The January issue of The Nairobi Law Monthly reports “Standard wins ‘sisters’ name row” which pertains to the recent ‘trade mark infringement dispute’ filed by Creative Force Events MD Ann Njeri Mungai Kihiu against The Standard Group Ltd and Associate Editor, Ms. Njoki Karuoya.

The background to this trade mark dispute is simply boils down to a bitter falling out between the two former business associates (Kihiu and Karuoya) which has now translated into both parties trading accusations of “stealing a concept”.

According to the Law Monthly, Ms Kihiu has moved to court accusing Ms Karuoya and the Standard Group of infringing on her trademark by the name “Sista 2 Sista”. She alleged that Ms Karuoya has initiated a similar programme known as “Eve Sisters” using the same concept and clientele. In the programme, women gather to share personal experiences, training and so forth, what Kihiu terms an ‘experiential’ programme. Kihiu alleged that that she was aggrieved by Karuoya’s introduction of a similar product under the name “Eve Sister” which she claimed misrepresented the public by way of a similar concept.

Kihiu further claims that Karuoya was using the database of her contacts to publicise the event and “fradulently misleading her” that the even was for the “Sista 2 Sista” programme. Kihiu pleaded for orders to restrain the Standard Group from using the name saying that she was bound to suffer loss of reputation, sales and goodwill and other irrepable damage through the confusion generated by SG.

In response, Karuoya argued that the trademark Kihiu claimed to own had not been registered and what was before the court was a mentorship programme. She added that her former business partner had not tabled evidence to prove loss of money or that the whole concept was a collaborative effort between them.

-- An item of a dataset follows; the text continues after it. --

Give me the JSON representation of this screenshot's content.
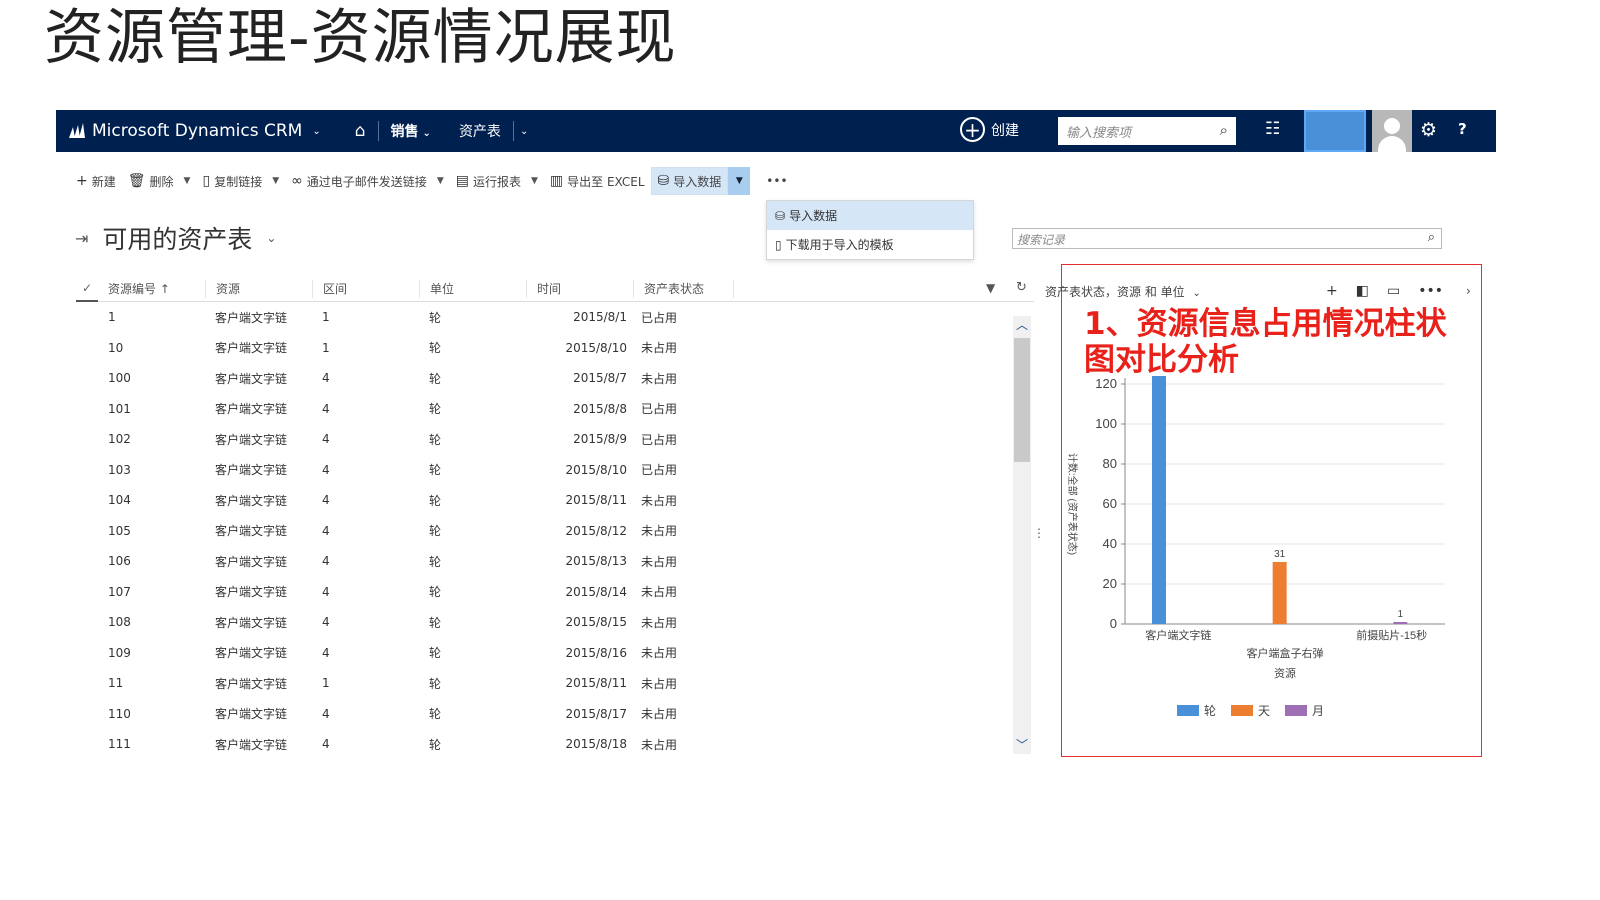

Justice Kimondo ruled that Kihiu’s argument could not meeet the threshold for the grant of intelocutory stay against the media group. The judge noted that the Kihui should have called at least a member of the public to demonstrate that there was a confusion between the two products. The judge said he did not find sufficient evidence of the monies used by Kihiu on the trade name. In addition Kimondo added:

“I would venture to also add that on the face of it, the names ‘Sista 2 Sista’ and ‘Eve Sisters’, and even get-up, seem to be quite different from a visual and phonetic basis.”

Kimondo therefore ruled that Kihui had failed to prove loss of goodwill or deception to prove her case and dismissed the dispute in favour of the SG on grounds that the applicant had not established a prima facie case.

IPKenya plans to get the ruling some time this week in order to provide a more comprehensive analysis of Justice Kimondo’s ruling.